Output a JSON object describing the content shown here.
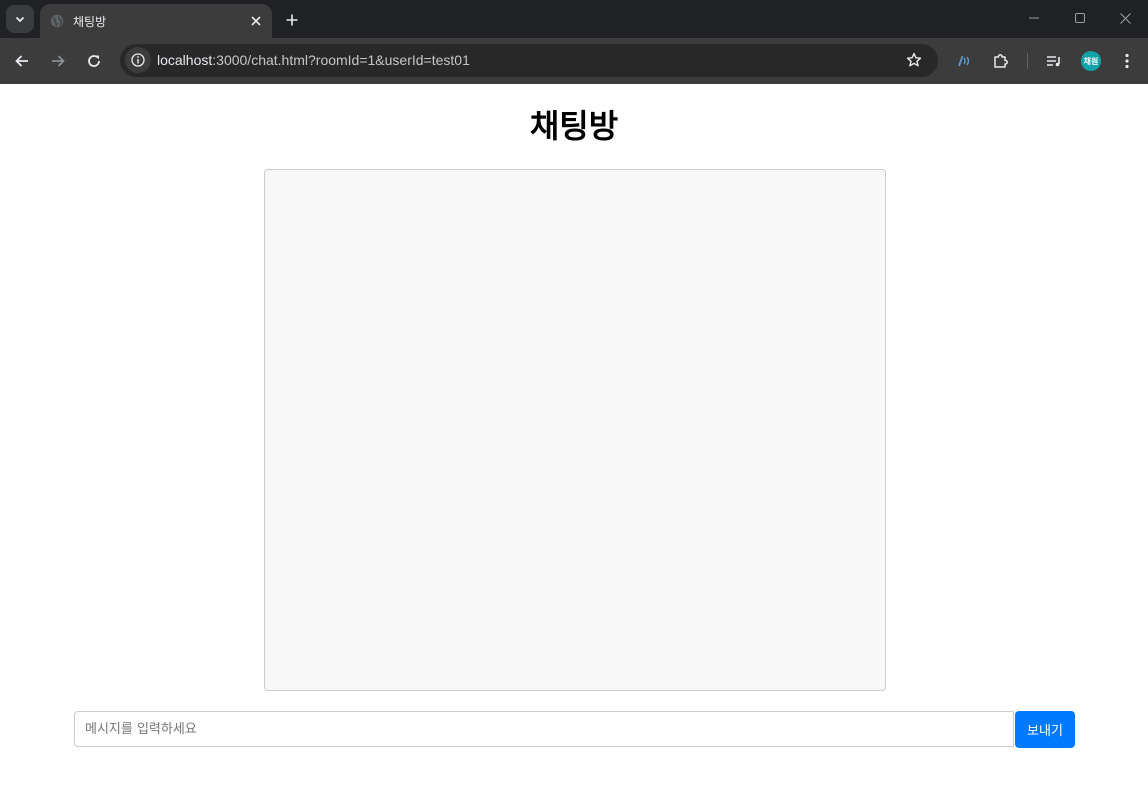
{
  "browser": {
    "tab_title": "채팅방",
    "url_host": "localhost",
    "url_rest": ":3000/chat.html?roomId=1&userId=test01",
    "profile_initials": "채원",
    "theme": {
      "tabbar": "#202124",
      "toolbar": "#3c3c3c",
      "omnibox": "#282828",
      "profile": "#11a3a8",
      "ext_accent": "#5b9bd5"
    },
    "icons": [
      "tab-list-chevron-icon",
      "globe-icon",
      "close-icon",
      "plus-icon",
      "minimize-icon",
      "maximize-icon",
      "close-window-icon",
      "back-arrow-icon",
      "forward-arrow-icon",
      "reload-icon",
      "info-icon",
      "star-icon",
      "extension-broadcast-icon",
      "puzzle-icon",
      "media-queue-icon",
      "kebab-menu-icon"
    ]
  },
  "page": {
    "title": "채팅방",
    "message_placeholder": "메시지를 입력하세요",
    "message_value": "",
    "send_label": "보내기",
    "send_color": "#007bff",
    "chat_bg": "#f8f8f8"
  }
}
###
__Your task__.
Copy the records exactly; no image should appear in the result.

__Solution__.
Output a JSON object describing the content shown here.
{
  "browser": {
    "tab_title": "채팅방",
    "url_host": "localhost",
    "url_rest": ":3000/chat.html?roomId=1&userId=test01",
    "profile_initials": "채원",
    "theme": {
      "tabbar": "#202124",
      "toolbar": "#3c3c3c",
      "omnibox": "#282828",
      "profile": "#11a3a8",
      "ext_accent": "#5b9bd5"
    },
    "icons": [
      "tab-list-chevron-icon",
      "globe-icon",
      "close-icon",
      "plus-icon",
      "minimize-icon",
      "maximize-icon",
      "close-window-icon",
      "back-arrow-icon",
      "forward-arrow-icon",
      "reload-icon",
      "info-icon",
      "star-icon",
      "extension-broadcast-icon",
      "puzzle-icon",
      "media-queue-icon",
      "kebab-menu-icon"
    ]
  },
  "page": {
    "title": "채팅방",
    "message_placeholder": "메시지를 입력하세요",
    "message_value": "",
    "send_label": "보내기",
    "send_color": "#007bff",
    "chat_bg": "#f8f8f8"
  }
}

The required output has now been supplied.